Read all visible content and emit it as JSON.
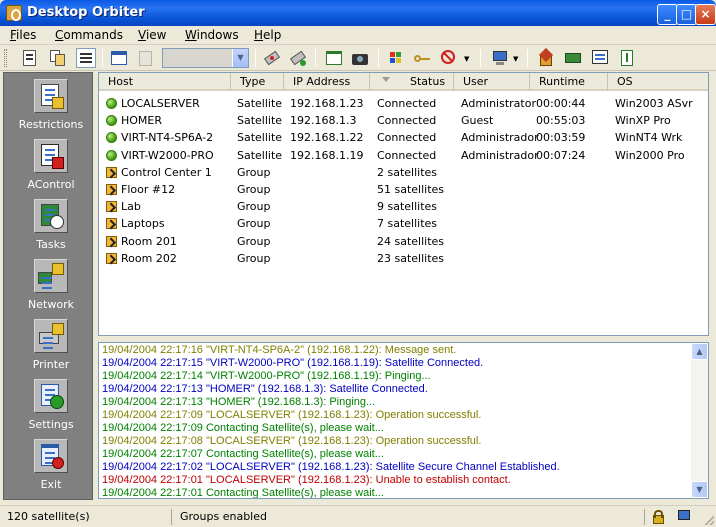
{
  "window": {
    "title": "Desktop Orbiter"
  },
  "menu": [
    "Files",
    "Commands",
    "View",
    "Windows",
    "Help"
  ],
  "toolbar": {
    "combo_value": ""
  },
  "sidebar": [
    {
      "label": "Restrictions",
      "icon": "restrictions-icon"
    },
    {
      "label": "AControl",
      "icon": "acontrol-icon"
    },
    {
      "label": "Tasks",
      "icon": "tasks-icon"
    },
    {
      "label": "Network",
      "icon": "network-icon"
    },
    {
      "label": "Printer",
      "icon": "printer-icon"
    },
    {
      "label": "Settings",
      "icon": "settings-icon"
    },
    {
      "label": "Exit",
      "icon": "exit-icon"
    }
  ],
  "list": {
    "columns": [
      "Host",
      "Type",
      "IP Address",
      "Status",
      "User",
      "Runtime",
      "OS"
    ],
    "rows": [
      {
        "kind": "satellite",
        "host": "LOCALSERVER",
        "type": "Satellite",
        "ip": "192.168.1.23",
        "status": "Connected",
        "user": "Administrator",
        "runtime": "00:00:44",
        "os": "Win2003 ASvr"
      },
      {
        "kind": "satellite",
        "host": "HOMER",
        "type": "Satellite",
        "ip": "192.168.1.3",
        "status": "Connected",
        "user": "Guest",
        "runtime": "00:55:03",
        "os": "WinXP Pro"
      },
      {
        "kind": "satellite",
        "host": "VIRT-NT4-SP6A-2",
        "type": "Satellite",
        "ip": "192.168.1.22",
        "status": "Connected",
        "user": "Administrador",
        "runtime": "00:03:59",
        "os": "WinNT4 Wrk"
      },
      {
        "kind": "satellite",
        "host": "VIRT-W2000-PRO",
        "type": "Satellite",
        "ip": "192.168.1.19",
        "status": "Connected",
        "user": "Administrador",
        "runtime": "00:07:24",
        "os": "Win2000 Pro"
      },
      {
        "kind": "group",
        "host": "Control Center 1",
        "type": "Group",
        "ip": "",
        "status": "2 satellites",
        "user": "",
        "runtime": "",
        "os": ""
      },
      {
        "kind": "group",
        "host": "Floor #12",
        "type": "Group",
        "ip": "",
        "status": "51 satellites",
        "user": "",
        "runtime": "",
        "os": ""
      },
      {
        "kind": "group",
        "host": "Lab",
        "type": "Group",
        "ip": "",
        "status": "9 satellites",
        "user": "",
        "runtime": "",
        "os": ""
      },
      {
        "kind": "group",
        "host": "Laptops",
        "type": "Group",
        "ip": "",
        "status": "7 satellites",
        "user": "",
        "runtime": "",
        "os": ""
      },
      {
        "kind": "group",
        "host": "Room 201",
        "type": "Group",
        "ip": "",
        "status": "24 satellites",
        "user": "",
        "runtime": "",
        "os": ""
      },
      {
        "kind": "group",
        "host": "Room 202",
        "type": "Group",
        "ip": "",
        "status": "23 satellites",
        "user": "",
        "runtime": "",
        "os": ""
      }
    ]
  },
  "log": [
    {
      "text": "19/04/2004 22:17:16  \"VIRT-NT4-SP6A-2\" (192.168.1.22): Message sent.",
      "color": "#808000"
    },
    {
      "text": "19/04/2004 22:17:15  \"VIRT-W2000-PRO\" (192.168.1.19): Satellite Connected.",
      "color": "#0000c0"
    },
    {
      "text": "19/04/2004 22:17:14  \"VIRT-W2000-PRO\" (192.168.1.19): Pinging...",
      "color": "#008000"
    },
    {
      "text": "19/04/2004 22:17:13  \"HOMER\" (192.168.1.3): Satellite Connected.",
      "color": "#0000c0"
    },
    {
      "text": "19/04/2004 22:17:13  \"HOMER\" (192.168.1.3): Pinging...",
      "color": "#008000"
    },
    {
      "text": "19/04/2004 22:17:09  \"LOCALSERVER\" (192.168.1.23): Operation successful.",
      "color": "#808000"
    },
    {
      "text": "19/04/2004 22:17:09  Contacting Satellite(s), please wait...",
      "color": "#008000"
    },
    {
      "text": "19/04/2004 22:17:08  \"LOCALSERVER\" (192.168.1.23): Operation successful.",
      "color": "#808000"
    },
    {
      "text": "19/04/2004 22:17:07  Contacting Satellite(s), please wait...",
      "color": "#008000"
    },
    {
      "text": "19/04/2004 22:17:02  \"LOCALSERVER\" (192.168.1.23): Satellite Secure Channel Established.",
      "color": "#0000c0"
    },
    {
      "text": "19/04/2004 22:17:01  \"LOCALSERVER\" (192.168.1.23): Unable to establish contact.",
      "color": "#c00000"
    },
    {
      "text": "19/04/2004 22:17:01  Contacting Satellite(s), please wait...",
      "color": "#008000"
    }
  ],
  "status": {
    "count": "120 satellite(s)",
    "groups": "Groups enabled"
  }
}
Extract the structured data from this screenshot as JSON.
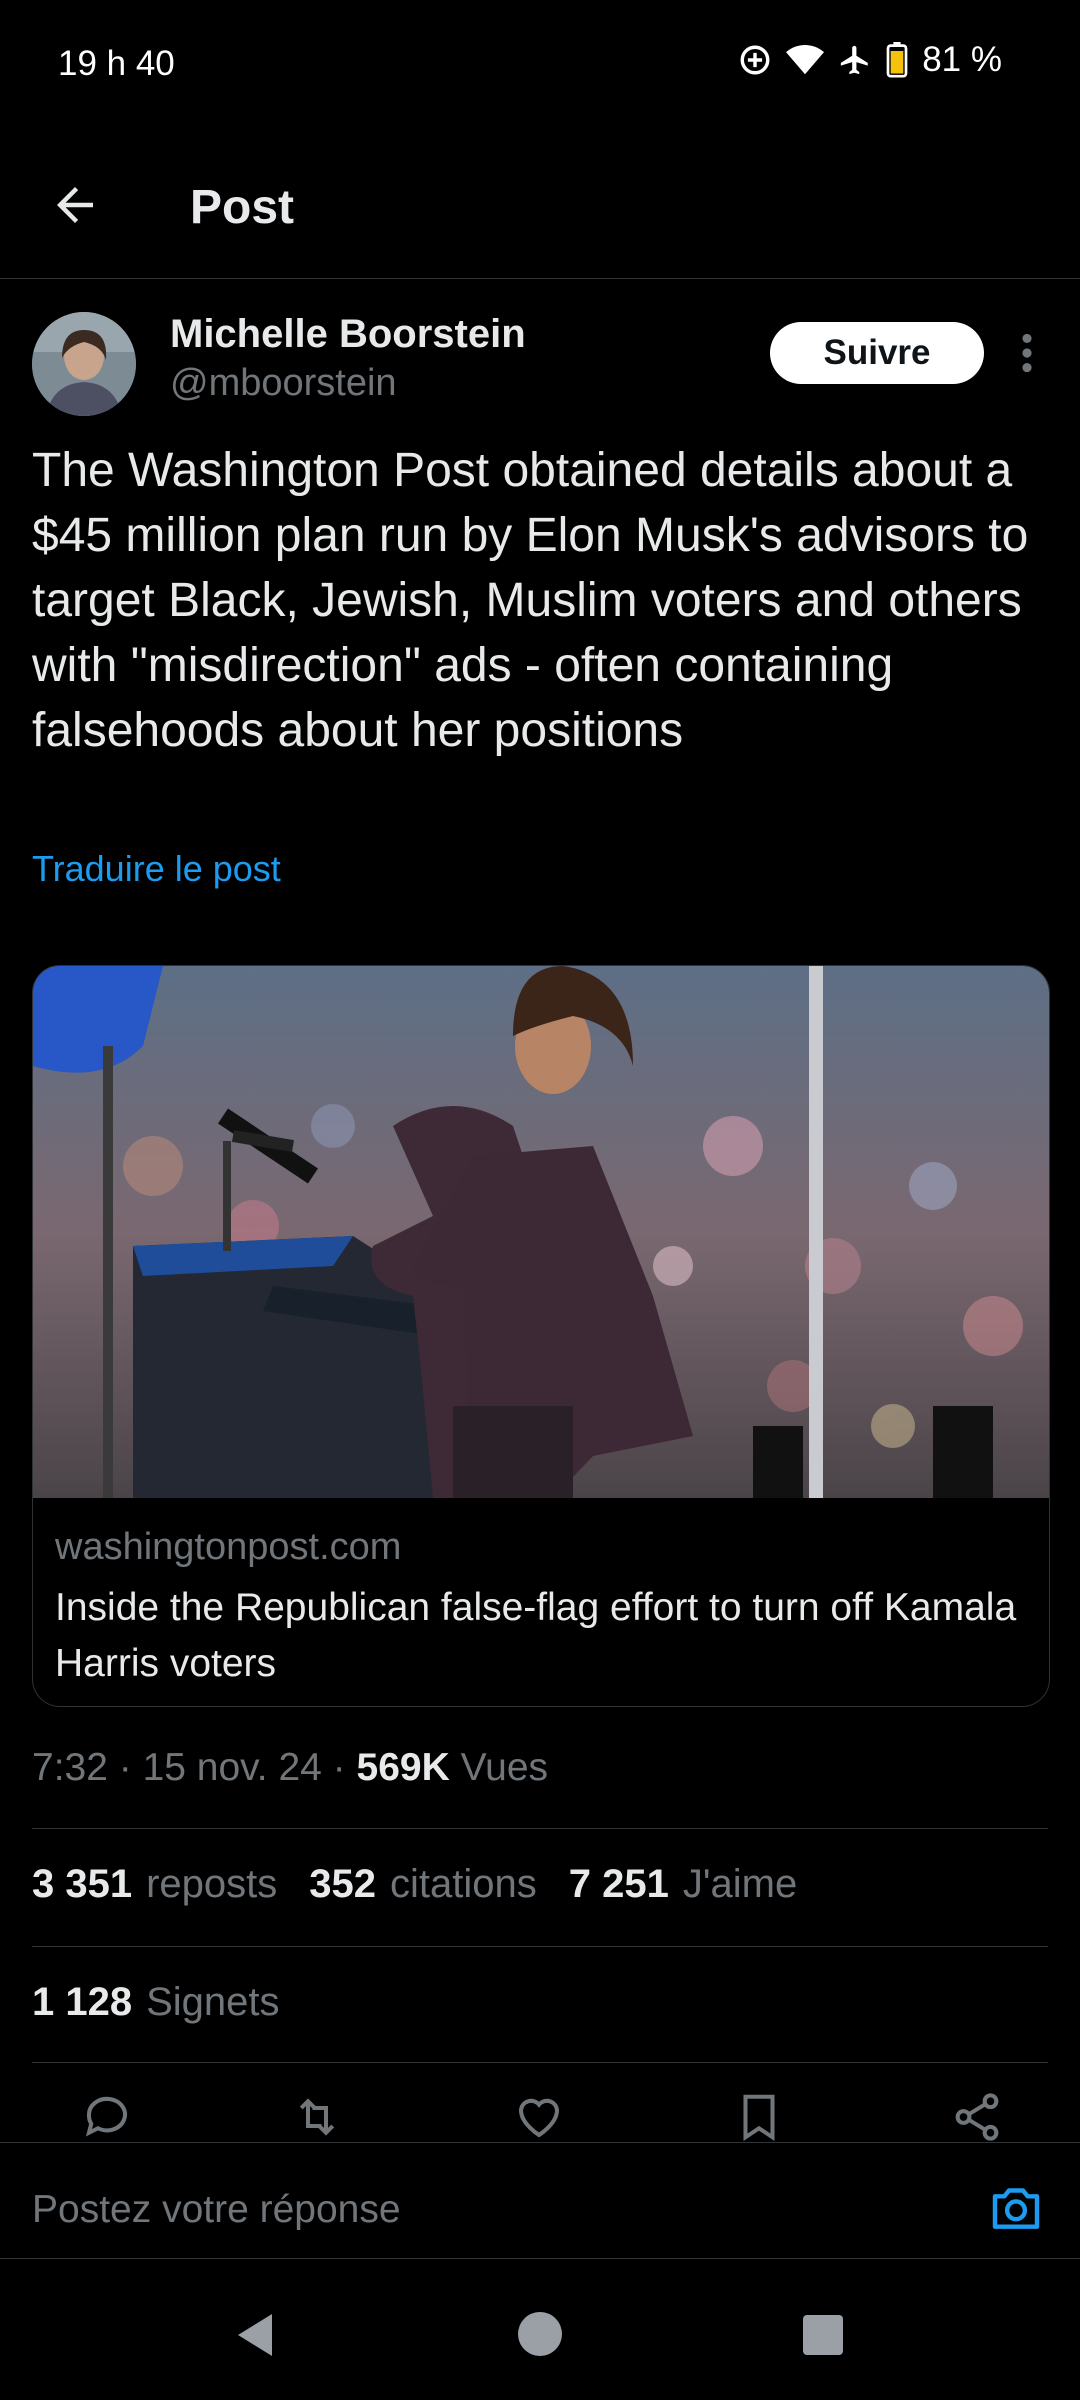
{
  "status_bar": {
    "time": "19 h 40",
    "battery": "81 %"
  },
  "header": {
    "title": "Post"
  },
  "author": {
    "name": "Michelle Boorstein",
    "handle": "@mboorstein",
    "follow_label": "Suivre"
  },
  "post": {
    "text": "The Washington Post obtained details about a $45 million plan run by Elon Musk's advisors to target Black, Jewish, Muslim voters and others with \"misdirection\" ads - often containing falsehoods about her positions",
    "translate_label": "Traduire le post"
  },
  "link_card": {
    "domain": "washingtonpost.com",
    "title": "Inside the Republican false-flag effort to turn off Kamala Harris voters"
  },
  "meta": {
    "time": "7:32",
    "sep1": " · ",
    "date": "15 nov. 24",
    "sep2": " · ",
    "views_count": "569K",
    "views_label": "Vues"
  },
  "stats": [
    {
      "count": "3 351",
      "label": "reposts"
    },
    {
      "count": "352",
      "label": "citations"
    },
    {
      "count": "7 251",
      "label": "J'aime"
    }
  ],
  "bookmarks": {
    "count": "1 128",
    "label": "Signets"
  },
  "reply": {
    "placeholder": "Postez votre réponse"
  },
  "colors": {
    "accent": "#1d9bf0",
    "background": "#000000",
    "text": "#e7e9ea",
    "muted": "#71767b",
    "divider": "#2f3336"
  },
  "icons": [
    "back-arrow-icon",
    "more-icon",
    "reply-icon",
    "repost-icon",
    "like-icon",
    "bookmark-icon",
    "share-icon",
    "camera-icon",
    "nav-back-icon",
    "nav-home-icon",
    "nav-recents-icon"
  ]
}
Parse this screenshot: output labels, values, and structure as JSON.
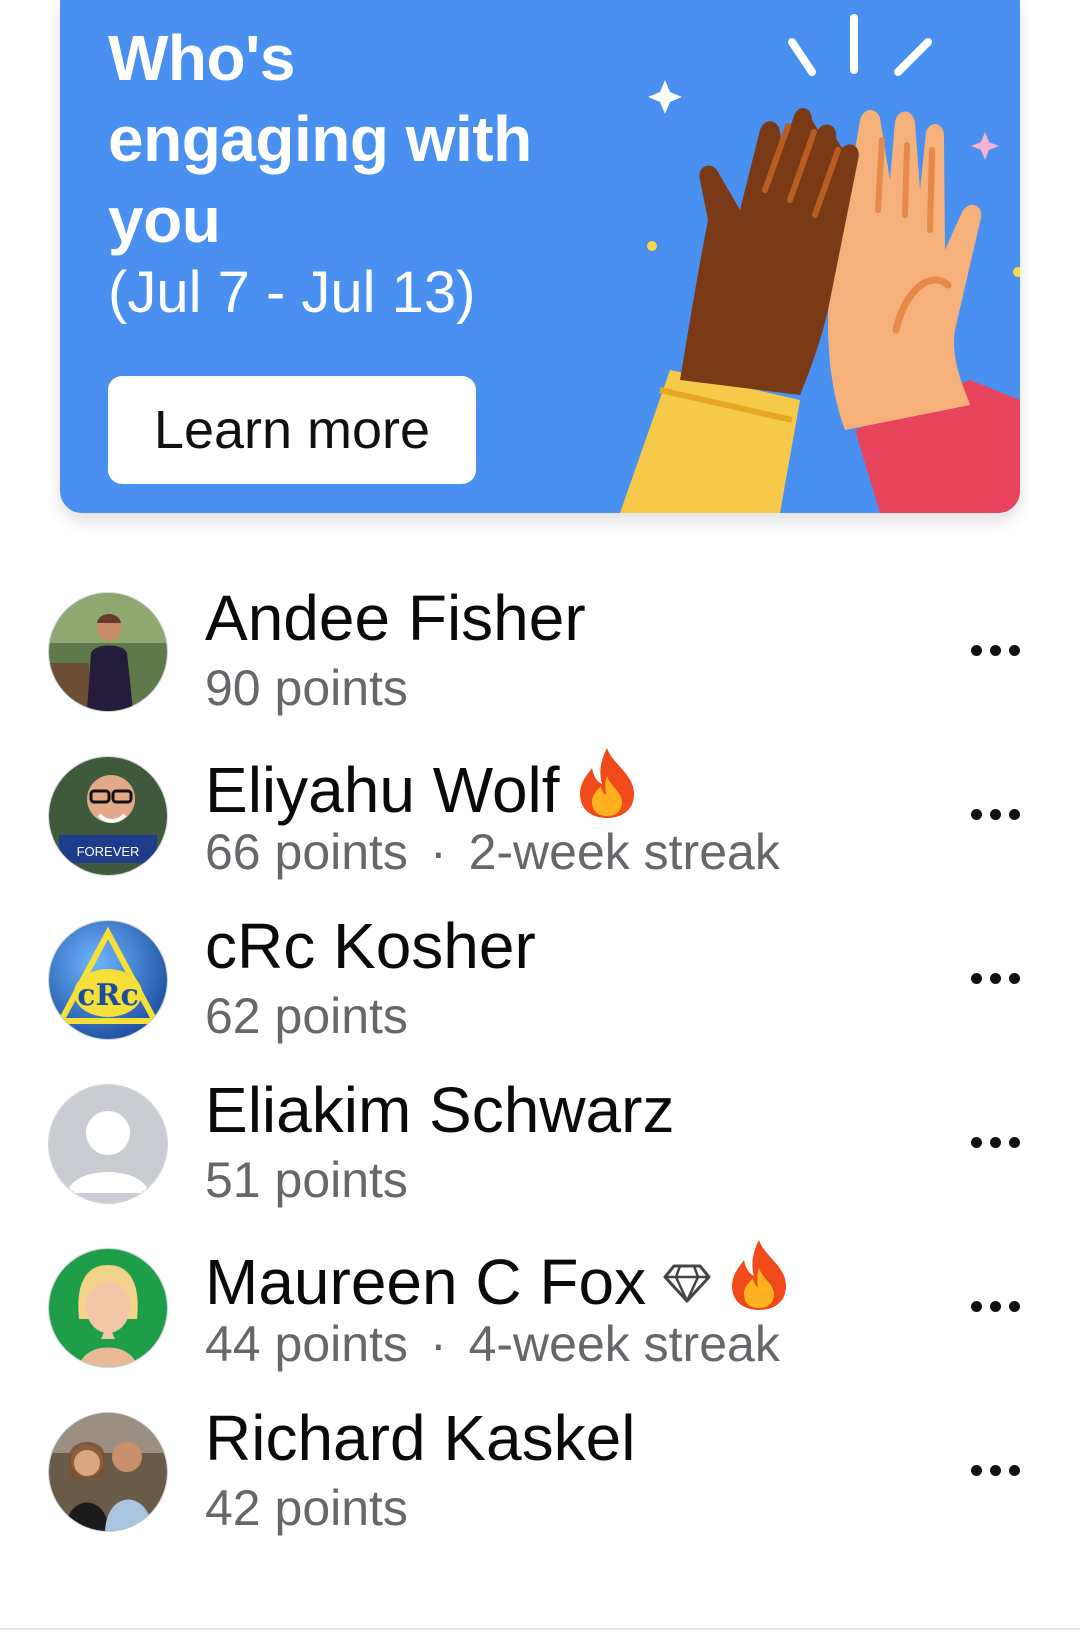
{
  "banner": {
    "title": "Who's engaging with you",
    "dates": "(Jul 7 - Jul 13)",
    "button_label": "Learn more"
  },
  "colors": {
    "banner_bg": "#4a90f0",
    "name_text": "#0a0a0a",
    "secondary_text": "#65676b"
  },
  "people": [
    {
      "name": "Andee Fisher",
      "points": "90 points",
      "streak": "",
      "badges": []
    },
    {
      "name": "Eliyahu Wolf",
      "points": "66 points",
      "streak": "2-week streak",
      "badges": [
        "fire-icon"
      ]
    },
    {
      "name": "cRc Kosher",
      "points": "62 points",
      "streak": "",
      "badges": []
    },
    {
      "name": "Eliakim Schwarz",
      "points": "51 points",
      "streak": "",
      "badges": []
    },
    {
      "name": "Maureen C Fox",
      "points": "44 points",
      "streak": "4-week streak",
      "badges": [
        "diamond-icon",
        "fire-icon"
      ]
    },
    {
      "name": "Richard Kaskel",
      "points": "42 points",
      "streak": "",
      "badges": []
    }
  ],
  "separator": "·",
  "row_actions": {
    "more_icon": "more-options-icon"
  }
}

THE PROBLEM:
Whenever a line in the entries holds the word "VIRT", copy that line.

RESPONSE BELOW:
        "host": "VIRT-NT4-SP6A-2",
        "host": "VIRT-W2000-PRO",
      "text": "19/04/2004 22:17:16  \"VIRT-NT4-SP6A-2\" (192.168.1.22): Message sent.",
      "text": "19/04/2004 22:17:15  \"VIRT-W2000-PRO\" (192.168.1.19): Satellite Connected.",
      "text": "19/04/2004 22:17:14  \"VIRT-W2000-PRO\" (192.168.1.19): Pinging...",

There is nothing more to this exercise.